• Views 75
  • Favorites
Photo via Unsplash

Topic

Stop Motion Animation

Grades

3rd, 4th, 5th

Subject

Art

Duration

150 minutes

Regional Focus

North America, United States, USA - Northeast, New Jersey

Format

Google Docs, Google Slides

Share

This lesson plan is licensed under Creative Commons.

Creative Commons License

Project Guide (Animate for the Animals #4)

Created By Teacher:
Last Updated:
Dec 1, 2022
0.0
|
|

SubjectToClimate

This lesson will guide students through the process of creating and reviewing their stop motion animation video. 

Step 1 - Inquire: Students watch a video on art and activism.

Step 2 - Investigate: Students spend time creating their video in their groups.

Step 3 - Inspire: Students reflect on each other's videos, writing about the techniques used, the feelings the creators achieved, and the success for awareness of the climate change issue.

Positives

  • Students learn how their projects can create change in their local community.
  • Students have the opportunity to share their work with their community.

Additional Prerequisites

  • This is lesson 4 of 4 in our 3rd-5th grade Animate for the Animals unit.
  • Teacher will need to decide how students will create their stop motion videos and organize the required equipment.
  • Teacher may need to learn one or more apps if students decide to use different technology.

Differentiation

  • Instead of using the Analyzing Animations Worksheet, students could interview each other to get feedback.
  • Students could plan and organize ways to share their videos. This could include a movie night or messaging local, state, and federal representatives.

In this lesson, students will create an animation where they will convey a message of their choice about climate and the environment.
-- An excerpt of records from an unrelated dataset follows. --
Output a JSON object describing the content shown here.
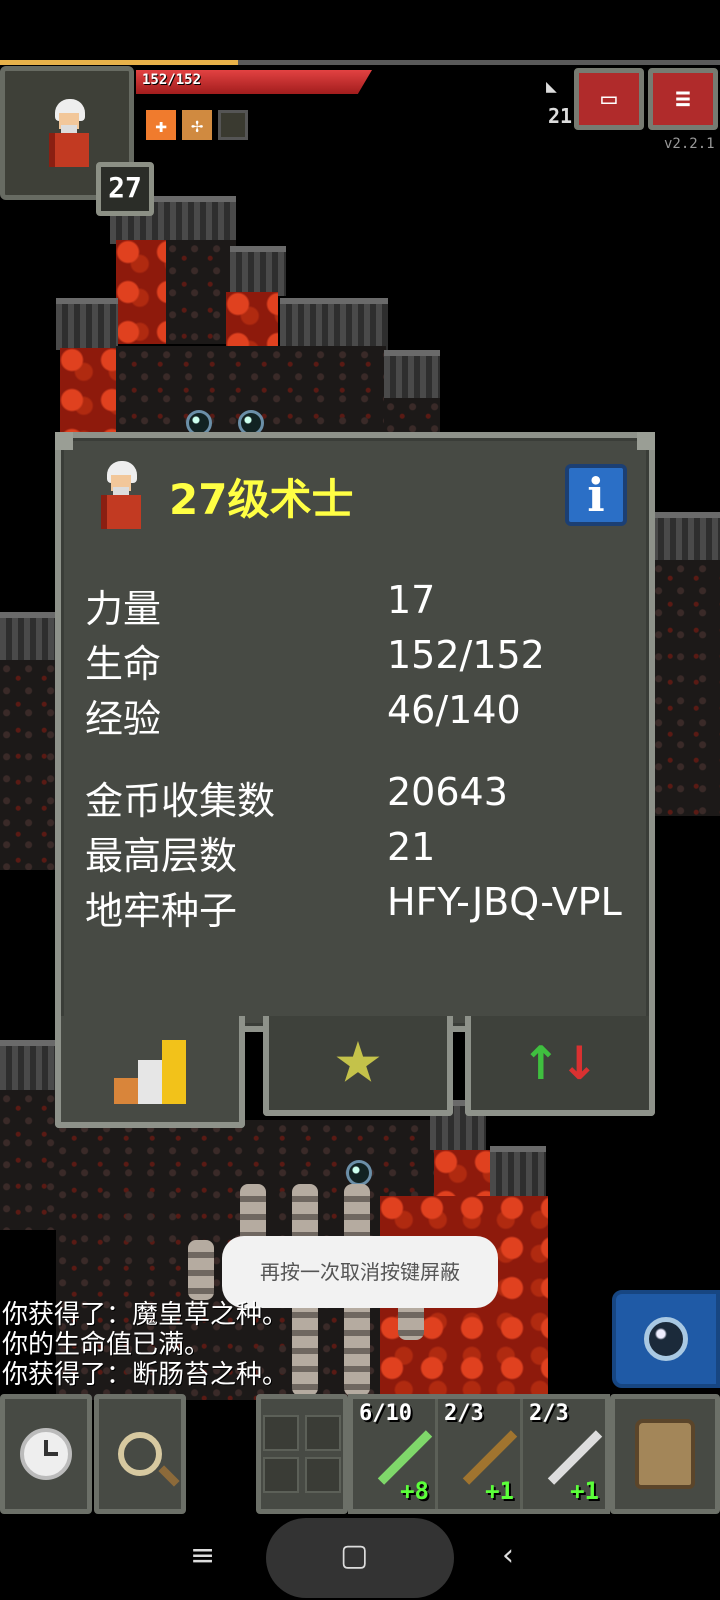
{
  "hud": {
    "hp_text": "152/152",
    "hp_fraction": 1.0,
    "xp_fraction": 0.33,
    "level": "27",
    "depth": "21",
    "version": "v2.2.1",
    "buffs": [
      "bless-icon",
      "herb-buff-icon",
      "shield-buff-icon"
    ]
  },
  "hero_window": {
    "title": "27级术士",
    "stats": [
      {
        "label": "力量",
        "value": "17"
      },
      {
        "label": "生命",
        "value": "152/152"
      },
      {
        "label": "经验",
        "value": "46/140"
      },
      {
        "label": "金币收集数",
        "value": "20643"
      },
      {
        "label": "最高层数",
        "value": "21"
      },
      {
        "label": "地牢种子",
        "value": "HFY-JBQ-VPL"
      }
    ],
    "tabs": [
      "stats-icon",
      "star-icon",
      "swap-icon"
    ]
  },
  "toast": "再按一次取消按键屏蔽",
  "log": [
    "你获得了：魔皇草之种。",
    "你的生命值已满。",
    "你获得了：断肠苔之种。"
  ],
  "quickslots": [
    {
      "charge": "6/10",
      "upgrade": "+8",
      "color": "#7fd86a"
    },
    {
      "charge": "2/3",
      "upgrade": "+1",
      "color": "#a0742f"
    },
    {
      "charge": "2/3",
      "upgrade": "+1",
      "color": "#dddddd"
    }
  ],
  "colors": {
    "title": "#ffff44",
    "panel": "#474a44",
    "hp": "#d93131",
    "accent_blue": "#2b6fc6"
  }
}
The video about the climate activist includes information about how climate is specifically impacting Milwaukee, although the affects she mentioned in the video are applicable other places. This resource is recommended for teaching.

This resource addresses the listed standards. To fully meet standards, search for more related resources.

  • Visual & Performing Arts
    • Media Arts: Standard 1 - Generating and conceptualizing ideas.
      • 1.2.5.Cr1a: Generate ideas for media artwork, using a variety of tools, methods and/or materials.
      • 1.2.5.Cr1d: Collaboratively form ideas, plans, and models to prepare for media artwork.
    • Media Arts: Standard 2 - Organizing and developing ideas.
      • 1.2.5.Cr2c: Brainstorm goals and plans for a media art audience.
    • Media Arts: Standard 3 - Refining and completing products.
      • 1.2.5.Cr3c: Explore how elements and components can be altered for clear communication and intentional effects, point of view, perspective, and refine media artworks to improve clarity and purpose.
    • Media Arts: Standard 4 - Selecting, analyzing, and interpreting work.
      • 1.2.5.Pr4a: Practice combining various academic arts, media forms, and content into unified media artworks such as animation, music, and dance.
    • Media Arts: Standard 7 - Perceiving and analyzing products.
      • 1.2.5.Re7b: Identify, describe, explain and differentiate how various forms, methods, and styles in media artworks affect and manage audience experience when addressing global issues including climate change.
  • Teacher shares with students various ways to create stop motion animation videos. 
  • Depending on student ability, resources and time constraints, teacher can choose whether to allow students to choose from a variety of techniques or to require the whole class to use the same stop motion technique. Stop motion technique ideas outlined below:
  • Students are given equipment to create their stop motion animation videos.
    • Filming equipment ideas: iPads, cameras, computers
    • Material ideas: Play-Doh, modeling clay, Lego, recycled materials (food utensils, packaging, etc.), whiteboard and whiteboard markers
  • Teacher shares stop motion pointers with students.

  • Student groups view the animations created by the other groups.
  • Each group has one Analyzing Animations Worksheet that remains with the group. After each student views the animation, they complete one row of the Analyzing Animations Worksheet. This way all the feedback will be collected on one sheet.
  • Students use the feedback to complete the Student Reflection Worksheet.

Reviews

Login to leave a review